Fat is an essential part of our diet and is crucial for nutrient absorption, hormone production, maintenance of hormone function and protection against cardiovascular disease. Fats are broken down into saturated fat, unsaturated fat and trans fat. Is all fat equal? What types of fat should we be consuming? Let's discuss!
- Saturated Fat. Saturated fat is primarily found in animal products and highly processed foods e.g. butter, cheese, cakes, fried food and fast food. Saturated fat is linked to an increased risk of heart disease. We recommend no more than 10% of your daily calories coming from saturated fat.

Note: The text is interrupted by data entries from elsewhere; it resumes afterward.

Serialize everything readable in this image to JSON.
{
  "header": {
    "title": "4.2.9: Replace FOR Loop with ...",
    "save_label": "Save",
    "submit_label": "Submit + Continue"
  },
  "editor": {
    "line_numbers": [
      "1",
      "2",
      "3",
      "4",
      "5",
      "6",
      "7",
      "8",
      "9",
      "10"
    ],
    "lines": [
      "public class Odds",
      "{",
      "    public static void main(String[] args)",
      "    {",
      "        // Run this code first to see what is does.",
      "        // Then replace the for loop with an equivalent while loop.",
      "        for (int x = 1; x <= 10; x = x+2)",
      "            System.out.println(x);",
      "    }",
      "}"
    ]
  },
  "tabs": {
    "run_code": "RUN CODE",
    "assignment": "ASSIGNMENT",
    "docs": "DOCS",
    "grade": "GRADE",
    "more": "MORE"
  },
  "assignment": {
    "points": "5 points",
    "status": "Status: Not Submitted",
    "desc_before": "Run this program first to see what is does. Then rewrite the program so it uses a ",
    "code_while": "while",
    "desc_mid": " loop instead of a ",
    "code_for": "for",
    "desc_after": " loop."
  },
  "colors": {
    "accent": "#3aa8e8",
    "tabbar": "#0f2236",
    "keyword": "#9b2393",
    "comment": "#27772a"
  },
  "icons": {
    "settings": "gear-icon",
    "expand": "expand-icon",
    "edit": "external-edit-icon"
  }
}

- Unsaturated Fat. Unsaturated fats are primarily found in plant or fish sources. They can be broken down further into monounsaturated and polyunsaturated. Monounsaturated includes olive oil, nuts and avocado. Polyunsaturated fat is your omega-3 and omega-6 which includes fish and vegetable oils. Omega-3 and Omega-6 are essential fats that must be consumed as they cannot be made by the body. When we look at the western diet, omega-6 deficiency is very rare as it is found in many of our foods whereas omega-3 is less commonly consumed. Therefore omega-3 should be prioritised in our diet to avoid deficiency. Fish, chia seeds and flaxseeds are great sources of omega-3.
- Trans Fat. Trans fats can be found naturally but also occur when hydrogen is added to an unsaturated fat which makes it become solid at room temperature. It is essentially a ‘man-made’ fat which should be avoided in our diet. Trans fats increase the ‘bad’ LDL cholesterol in our blood while decreasing the ‘good’ HDL cholesterol which drastically increases risk of heart disease.
The bottom line. Fat is essential for optimal health and the type of fat does matter. When working with clients we always ensure fats are set at a level that allows for optimum hormonal health. This is crucial, particularly when in a calorie deficit. Aim for the majority of your daily fat to come from unsaturated fat and no more than 10% from saturated fat.